Speaker 3:30:08Oh yes. I think it's gaining strength around the world and it's become almost a, a mainstream, a critical discourse at this point. And as I say, the Israelis have themselves lent a measure of credibility to it because it's very hard for a even zone this to ignore.
Speaker 2:30:36So it seems as if the sort of ideological struggle between those of us who want to call out Israeli at crimes against humanity and humanity, the ideological struggle between our side and between the ultra Zionist side, the kind of people and organizations that you referred to earlier that I had been working to criminalize. I'm boycotting. And to suppress this course. That sort of ideological struggle seems to be. I mean we've kind of. We've joined it now and there's no longer really the kind of wishy washy whitewashing Zionist. The last in narrative seems to have had kind of disappeared almost.
Speaker 3:31:32No, except that I think among liberals who are very strongly represented in Jewish middle class a context, they still hold the illusion that the problem isn't this on. Yeah.

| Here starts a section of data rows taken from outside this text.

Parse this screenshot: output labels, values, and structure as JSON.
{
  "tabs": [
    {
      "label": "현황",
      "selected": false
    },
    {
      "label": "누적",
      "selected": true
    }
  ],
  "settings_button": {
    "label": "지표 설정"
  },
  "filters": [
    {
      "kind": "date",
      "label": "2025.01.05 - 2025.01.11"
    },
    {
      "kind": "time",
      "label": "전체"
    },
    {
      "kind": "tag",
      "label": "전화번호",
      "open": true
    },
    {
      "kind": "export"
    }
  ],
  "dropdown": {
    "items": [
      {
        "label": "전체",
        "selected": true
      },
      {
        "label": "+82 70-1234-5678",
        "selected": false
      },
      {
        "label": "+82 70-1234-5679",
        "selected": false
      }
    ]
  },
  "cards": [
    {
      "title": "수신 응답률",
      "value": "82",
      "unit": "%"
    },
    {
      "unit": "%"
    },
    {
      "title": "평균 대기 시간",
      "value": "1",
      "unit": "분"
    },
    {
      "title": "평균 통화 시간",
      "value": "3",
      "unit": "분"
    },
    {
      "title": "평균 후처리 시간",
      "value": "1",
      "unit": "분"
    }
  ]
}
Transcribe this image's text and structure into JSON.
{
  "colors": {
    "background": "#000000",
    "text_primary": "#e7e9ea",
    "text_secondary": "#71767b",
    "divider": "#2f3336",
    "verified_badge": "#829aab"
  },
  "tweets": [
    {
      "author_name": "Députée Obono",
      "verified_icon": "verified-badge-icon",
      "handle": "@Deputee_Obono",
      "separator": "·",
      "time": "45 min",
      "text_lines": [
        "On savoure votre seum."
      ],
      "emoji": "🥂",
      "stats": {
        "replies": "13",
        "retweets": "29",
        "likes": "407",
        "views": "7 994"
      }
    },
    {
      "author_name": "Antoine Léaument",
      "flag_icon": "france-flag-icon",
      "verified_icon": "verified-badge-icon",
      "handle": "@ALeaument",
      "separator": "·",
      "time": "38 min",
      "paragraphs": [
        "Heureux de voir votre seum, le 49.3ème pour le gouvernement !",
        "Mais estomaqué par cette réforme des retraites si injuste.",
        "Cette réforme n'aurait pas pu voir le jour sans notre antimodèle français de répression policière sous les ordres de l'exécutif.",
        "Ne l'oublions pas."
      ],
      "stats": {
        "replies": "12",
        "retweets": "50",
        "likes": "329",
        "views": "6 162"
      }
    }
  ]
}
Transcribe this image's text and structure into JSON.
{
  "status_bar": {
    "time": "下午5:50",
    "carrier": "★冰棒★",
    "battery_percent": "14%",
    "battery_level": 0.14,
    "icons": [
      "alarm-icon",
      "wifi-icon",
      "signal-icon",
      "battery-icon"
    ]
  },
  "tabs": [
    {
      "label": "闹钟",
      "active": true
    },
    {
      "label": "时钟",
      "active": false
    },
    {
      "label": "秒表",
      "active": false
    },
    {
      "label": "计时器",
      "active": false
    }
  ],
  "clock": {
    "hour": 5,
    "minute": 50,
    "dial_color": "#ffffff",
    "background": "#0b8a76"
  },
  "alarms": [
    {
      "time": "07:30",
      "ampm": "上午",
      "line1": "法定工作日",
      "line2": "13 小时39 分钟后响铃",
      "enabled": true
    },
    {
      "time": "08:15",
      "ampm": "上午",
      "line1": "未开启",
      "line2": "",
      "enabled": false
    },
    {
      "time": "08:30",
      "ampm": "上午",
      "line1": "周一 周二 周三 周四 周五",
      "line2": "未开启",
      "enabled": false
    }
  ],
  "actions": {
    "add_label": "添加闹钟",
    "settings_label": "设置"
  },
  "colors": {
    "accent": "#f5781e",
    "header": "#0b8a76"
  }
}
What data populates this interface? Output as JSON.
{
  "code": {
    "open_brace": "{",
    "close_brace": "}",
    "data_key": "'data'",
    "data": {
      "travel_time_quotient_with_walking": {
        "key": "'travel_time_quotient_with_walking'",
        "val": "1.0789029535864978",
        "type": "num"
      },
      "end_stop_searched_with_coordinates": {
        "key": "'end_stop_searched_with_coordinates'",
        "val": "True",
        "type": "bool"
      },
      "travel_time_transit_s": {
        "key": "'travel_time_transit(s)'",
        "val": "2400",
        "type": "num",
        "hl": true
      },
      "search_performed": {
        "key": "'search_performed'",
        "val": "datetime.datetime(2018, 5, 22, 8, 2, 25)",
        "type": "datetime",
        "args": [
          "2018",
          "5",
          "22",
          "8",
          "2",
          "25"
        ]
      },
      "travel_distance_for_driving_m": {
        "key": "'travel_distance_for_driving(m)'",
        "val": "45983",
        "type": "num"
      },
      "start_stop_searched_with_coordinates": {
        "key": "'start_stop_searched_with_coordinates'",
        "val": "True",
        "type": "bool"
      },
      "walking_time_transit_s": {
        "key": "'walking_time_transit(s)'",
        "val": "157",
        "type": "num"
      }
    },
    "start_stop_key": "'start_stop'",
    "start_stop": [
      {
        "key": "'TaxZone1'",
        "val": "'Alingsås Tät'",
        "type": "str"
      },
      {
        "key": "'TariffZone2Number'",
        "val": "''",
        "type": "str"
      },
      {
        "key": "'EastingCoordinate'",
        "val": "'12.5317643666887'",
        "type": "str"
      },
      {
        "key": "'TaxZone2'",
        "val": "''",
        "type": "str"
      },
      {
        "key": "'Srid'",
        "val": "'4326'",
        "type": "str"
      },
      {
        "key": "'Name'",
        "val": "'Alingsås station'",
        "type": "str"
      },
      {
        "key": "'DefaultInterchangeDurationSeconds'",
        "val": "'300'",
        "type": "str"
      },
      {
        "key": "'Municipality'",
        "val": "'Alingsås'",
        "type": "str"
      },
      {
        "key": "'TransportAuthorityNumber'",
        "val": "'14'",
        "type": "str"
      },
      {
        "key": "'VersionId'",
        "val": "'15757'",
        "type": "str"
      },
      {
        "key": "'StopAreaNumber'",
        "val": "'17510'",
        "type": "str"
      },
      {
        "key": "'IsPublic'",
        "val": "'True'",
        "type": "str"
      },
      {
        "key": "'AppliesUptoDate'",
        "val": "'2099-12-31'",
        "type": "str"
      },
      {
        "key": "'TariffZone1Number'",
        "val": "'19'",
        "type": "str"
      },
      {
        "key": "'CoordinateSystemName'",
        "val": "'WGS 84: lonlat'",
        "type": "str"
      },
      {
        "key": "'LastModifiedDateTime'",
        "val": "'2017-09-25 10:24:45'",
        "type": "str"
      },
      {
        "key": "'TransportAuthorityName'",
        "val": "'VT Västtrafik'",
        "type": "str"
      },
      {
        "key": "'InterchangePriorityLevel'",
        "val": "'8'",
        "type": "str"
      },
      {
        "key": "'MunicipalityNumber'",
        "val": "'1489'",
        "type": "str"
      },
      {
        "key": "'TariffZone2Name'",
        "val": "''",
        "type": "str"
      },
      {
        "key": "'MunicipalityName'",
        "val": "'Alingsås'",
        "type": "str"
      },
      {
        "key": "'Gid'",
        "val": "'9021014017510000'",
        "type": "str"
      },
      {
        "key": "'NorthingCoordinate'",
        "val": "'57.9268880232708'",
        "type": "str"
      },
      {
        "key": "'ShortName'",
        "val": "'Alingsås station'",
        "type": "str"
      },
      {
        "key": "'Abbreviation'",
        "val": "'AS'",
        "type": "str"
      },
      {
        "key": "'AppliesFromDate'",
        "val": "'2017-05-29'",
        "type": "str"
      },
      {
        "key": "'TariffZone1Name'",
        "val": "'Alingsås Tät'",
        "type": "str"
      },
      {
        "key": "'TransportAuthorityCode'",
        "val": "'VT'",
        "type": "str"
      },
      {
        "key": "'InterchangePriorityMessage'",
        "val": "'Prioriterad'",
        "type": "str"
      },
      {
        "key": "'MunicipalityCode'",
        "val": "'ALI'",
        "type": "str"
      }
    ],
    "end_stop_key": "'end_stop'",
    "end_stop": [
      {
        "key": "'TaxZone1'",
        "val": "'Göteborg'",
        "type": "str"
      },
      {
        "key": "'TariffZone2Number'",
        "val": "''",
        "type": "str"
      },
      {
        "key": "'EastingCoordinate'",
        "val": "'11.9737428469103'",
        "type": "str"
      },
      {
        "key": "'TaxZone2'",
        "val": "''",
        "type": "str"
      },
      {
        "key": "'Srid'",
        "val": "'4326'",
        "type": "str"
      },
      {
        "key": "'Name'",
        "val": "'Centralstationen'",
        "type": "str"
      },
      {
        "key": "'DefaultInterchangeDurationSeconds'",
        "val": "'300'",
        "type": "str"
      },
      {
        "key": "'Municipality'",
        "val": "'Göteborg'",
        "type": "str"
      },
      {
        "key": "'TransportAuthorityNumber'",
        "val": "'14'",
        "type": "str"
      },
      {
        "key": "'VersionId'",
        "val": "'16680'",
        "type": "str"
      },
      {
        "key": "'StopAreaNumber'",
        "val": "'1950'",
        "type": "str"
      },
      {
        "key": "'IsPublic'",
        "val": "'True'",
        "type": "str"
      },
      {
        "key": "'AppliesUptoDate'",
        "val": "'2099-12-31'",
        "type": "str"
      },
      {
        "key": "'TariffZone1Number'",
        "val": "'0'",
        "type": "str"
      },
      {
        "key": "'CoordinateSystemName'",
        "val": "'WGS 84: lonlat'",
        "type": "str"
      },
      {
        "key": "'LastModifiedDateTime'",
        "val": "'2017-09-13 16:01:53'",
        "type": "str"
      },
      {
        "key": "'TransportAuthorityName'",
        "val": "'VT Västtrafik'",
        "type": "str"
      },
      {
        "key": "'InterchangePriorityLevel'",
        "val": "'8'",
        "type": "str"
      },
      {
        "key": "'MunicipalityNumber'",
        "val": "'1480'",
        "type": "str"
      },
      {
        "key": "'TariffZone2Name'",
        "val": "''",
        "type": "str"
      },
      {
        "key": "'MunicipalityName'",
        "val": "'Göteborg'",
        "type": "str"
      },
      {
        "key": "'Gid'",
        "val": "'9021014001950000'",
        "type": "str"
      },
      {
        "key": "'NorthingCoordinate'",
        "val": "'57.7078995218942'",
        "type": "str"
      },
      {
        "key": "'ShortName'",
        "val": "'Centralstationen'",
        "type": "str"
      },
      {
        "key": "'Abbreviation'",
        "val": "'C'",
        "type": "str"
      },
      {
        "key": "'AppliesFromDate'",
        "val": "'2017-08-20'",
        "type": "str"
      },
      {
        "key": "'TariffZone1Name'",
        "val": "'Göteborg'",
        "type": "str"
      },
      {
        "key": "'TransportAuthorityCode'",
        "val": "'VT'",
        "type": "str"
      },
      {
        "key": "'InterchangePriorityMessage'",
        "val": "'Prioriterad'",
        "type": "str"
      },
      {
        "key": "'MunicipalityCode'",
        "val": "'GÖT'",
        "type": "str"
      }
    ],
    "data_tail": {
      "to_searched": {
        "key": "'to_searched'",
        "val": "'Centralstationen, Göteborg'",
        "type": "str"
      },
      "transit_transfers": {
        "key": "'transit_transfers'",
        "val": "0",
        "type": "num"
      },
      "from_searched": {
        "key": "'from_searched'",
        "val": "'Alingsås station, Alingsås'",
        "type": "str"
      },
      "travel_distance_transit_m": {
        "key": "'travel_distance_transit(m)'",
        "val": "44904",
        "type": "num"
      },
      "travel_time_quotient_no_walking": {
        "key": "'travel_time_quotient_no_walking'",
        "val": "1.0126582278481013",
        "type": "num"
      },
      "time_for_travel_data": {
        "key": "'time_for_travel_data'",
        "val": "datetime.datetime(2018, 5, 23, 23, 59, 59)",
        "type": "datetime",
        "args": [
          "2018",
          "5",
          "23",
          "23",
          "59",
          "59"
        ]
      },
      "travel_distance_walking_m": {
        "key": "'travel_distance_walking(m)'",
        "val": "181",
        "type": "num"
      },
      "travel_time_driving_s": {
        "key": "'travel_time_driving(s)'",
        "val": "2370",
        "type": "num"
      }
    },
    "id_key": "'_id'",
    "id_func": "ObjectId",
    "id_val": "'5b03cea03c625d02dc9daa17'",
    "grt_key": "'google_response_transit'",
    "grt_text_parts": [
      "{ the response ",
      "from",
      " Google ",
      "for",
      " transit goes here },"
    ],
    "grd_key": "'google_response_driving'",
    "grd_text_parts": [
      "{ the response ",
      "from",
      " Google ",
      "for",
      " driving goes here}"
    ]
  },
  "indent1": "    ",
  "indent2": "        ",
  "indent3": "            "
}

And if he passes from the scene, they can still envision some kind of solution. It's a, what I call a some the geopolitics because it has. The two state solution is long been superseded by the settlement dynamic. And the annexation of Jerusalem and so on, so that, but it, but liberal science continue to hold that. A kind of fig leaf. No,
Speaker 2:32:31no, I agree with you that there are many liberals in this country, that kind of thing to the old verities that they, they have clung to for a long time. But right now there's no note liberal Zionism in Israel itself. I mean there's
Speaker 3:32:50no. I mean there's this whole thing is what, because of the inability to really, uh, except the truth about what Israel has become is they're prepared. They, they accept a rationalization that shifts the focus of criticism to the present Israeli leadership and have this sense that the two state solution is still the only solution and that a post on yahoo leader can bring that back into the political arena. I think that's completely false and a highly misleading, but as sincerely held by a lot of people still.
Speaker 2:33:49Interesting. Well listen, I think we've probably covered just about everything we can cover for now. Costs lead and its effect on world politics 10 years later. So thank you very much for giving me the time and hope.
Speaker 3:34:08No, I'm glad we did it.
Speaker 1:34:10Hey Dad, I want to remind you that on January third we'll be releasing the next episode in this mini series conversation I had recently with the veteran social justice activist Joe Kate Chon, who recently joined just world educational as our director of outreach in it. Joe Talks about how costs lead was a big factor that galvanized his interest in Palestine and also about the three plus years he spent in Gaza from 2011 through fall 2014 at a time when he directly witnessed to further Israeli assaults on Gaza. Those assaults, by the way, would almost certainly have been prevented if Israel had been held accountable for the crimes committed. In the 2008, 2009 assault. This mini series on just world podcast is part of our border cast lead plus 10 campaign. You can find more information about the campaign on our firstname.lastname@example.org. If you click on the donate tab on the website, you can learn about how you can help support our cost lead plus 10 campaign and all the rest of our community education programs. We really appreciate any financial or volunteering help you can give us. Thanks and stay well.